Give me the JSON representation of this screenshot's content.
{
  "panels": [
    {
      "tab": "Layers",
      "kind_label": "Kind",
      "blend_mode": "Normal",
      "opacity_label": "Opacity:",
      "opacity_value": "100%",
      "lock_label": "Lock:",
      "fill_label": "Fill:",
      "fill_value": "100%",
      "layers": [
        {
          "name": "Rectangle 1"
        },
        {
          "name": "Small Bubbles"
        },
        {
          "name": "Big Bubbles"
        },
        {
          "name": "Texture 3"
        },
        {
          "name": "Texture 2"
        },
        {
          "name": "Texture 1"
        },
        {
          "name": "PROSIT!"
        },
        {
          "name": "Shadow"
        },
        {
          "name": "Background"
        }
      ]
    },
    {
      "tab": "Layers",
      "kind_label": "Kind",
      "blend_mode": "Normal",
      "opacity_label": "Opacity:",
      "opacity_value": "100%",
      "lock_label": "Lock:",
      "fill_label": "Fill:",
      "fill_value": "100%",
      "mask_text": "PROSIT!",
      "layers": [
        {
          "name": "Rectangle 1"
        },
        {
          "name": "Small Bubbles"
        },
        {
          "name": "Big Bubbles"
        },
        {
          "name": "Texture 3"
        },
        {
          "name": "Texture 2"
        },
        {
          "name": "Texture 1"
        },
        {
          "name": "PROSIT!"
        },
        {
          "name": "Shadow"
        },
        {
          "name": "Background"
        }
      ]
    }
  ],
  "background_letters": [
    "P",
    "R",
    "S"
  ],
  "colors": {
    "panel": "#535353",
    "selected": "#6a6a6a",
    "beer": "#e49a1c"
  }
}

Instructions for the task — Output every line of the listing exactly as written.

Worked solution —
Give me the JSON representation of this screenshot's content.
{
  "panels": [
    {
      "tab": "Layers",
      "kind_label": "Kind",
      "blend_mode": "Normal",
      "opacity_label": "Opacity:",
      "opacity_value": "100%",
      "lock_label": "Lock:",
      "fill_label": "Fill:",
      "fill_value": "100%",
      "layers": [
        {
          "name": "Rectangle 1"
        },
        {
          "name": "Small Bubbles"
        },
        {
          "name": "Big Bubbles"
        },
        {
          "name": "Texture 3"
        },
        {
          "name": "Texture 2"
        },
        {
          "name": "Texture 1"
        },
        {
          "name": "PROSIT!"
        },
        {
          "name": "Shadow"
        },
        {
          "name": "Background"
        }
      ]
    },
    {
      "tab": "Layers",
      "kind_label": "Kind",
      "blend_mode": "Normal",
      "opacity_label": "Opacity:",
      "opacity_value": "100%",
      "lock_label": "Lock:",
      "fill_label": "Fill:",
      "fill_value": "100%",
      "mask_text": "PROSIT!",
      "layers": [
        {
          "name": "Rectangle 1"
        },
        {
          "name": "Small Bubbles"
        },
        {
          "name": "Big Bubbles"
        },
        {
          "name": "Texture 3"
        },
        {
          "name": "Texture 2"
        },
        {
          "name": "Texture 1"
        },
        {
          "name": "PROSIT!"
        },
        {
          "name": "Shadow"
        },
        {
          "name": "Background"
        }
      ]
    }
  ],
  "background_letters": [
    "P",
    "R",
    "S"
  ],
  "colors": {
    "panel": "#535353",
    "selected": "#6a6a6a",
    "beer": "#e49a1c"
  }
}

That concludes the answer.